Academy President Tom Sherak announced today that Academy Award-winner Brian Grazer will join Don Mischer as a producer of the 84th Academy Awards. This will be the first time Grazer has produced the Oscar telecast.
"Brian Grazer is a renowned filmmaker who over the past 25 years has produced a diverse and extraordinary body of work," said Sherak. "He will certainly bring his tremendous talent, creativity and relationships to the Oscars."
"I am thrilled to welcome Brian Grazer as my partner and that we will be collaborating to produce an outstanding show," echoed Mischer.
"It's very gratifying to be part of a show that honors excellence in the medium to which I have devoted so much of my career," said Grazer. "Don is a legend, and I am excited to work with him."
By going with Grazer, the Academy is clearly wanting a seasoned, grownup pro behind the wheel, which is the opposite of the bad-boy persona Ratner liked to flaunt. But it is worth pointing out that, as far as we can tell, Grazer has never produced a live television broadcast. And this isn't just any live broadcast. For as much as people want to talk about the fading relevance of the Academy Awards, they remain a major annual TV event and one that everyone in Hollywood takes ridiculously seriously. But that may not be a huge problem: Grazer's co-producer, Don Mischer, is a wily veteran of live television.
The immediate question in reaction to this news would be whether Grazer would try to corral Eddie Murphy back into hosting after he dropped out this morning. After all, they've made six movies together, including the recent "Tower Heist." But according to Deadline, that isn't happening. ("We are not going back to him," their source said. "No way.")
Of course, for approximately 98 percent of the Oscar-viewing audience, the fact that Grazer is taking over will mean absolutely nothing. And why should it: Most people judge an Academy Awards show on the host and the host alone. But for those inside Hollywood, the hiring of Grazer symbolizes an "OK, the adults are back in charge" reassuring tone to those who want the Oscars to present the film industry in the best light possible.

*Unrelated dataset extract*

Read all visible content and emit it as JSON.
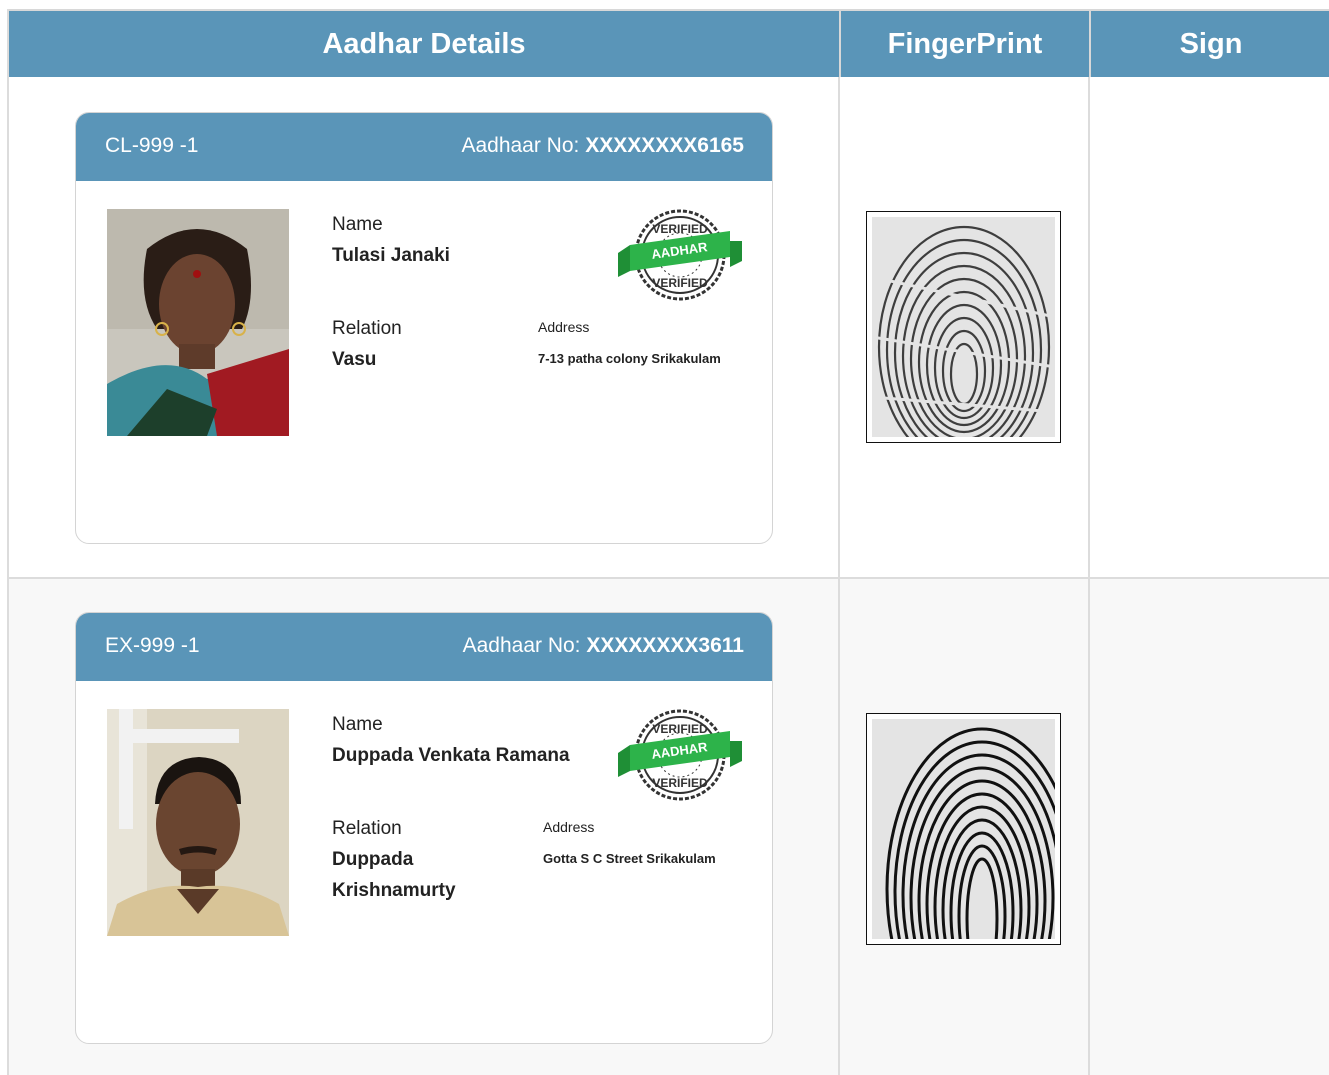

So now Grazer and Mischer have to find a host, which will be the biggest decision they'll make in the next three months.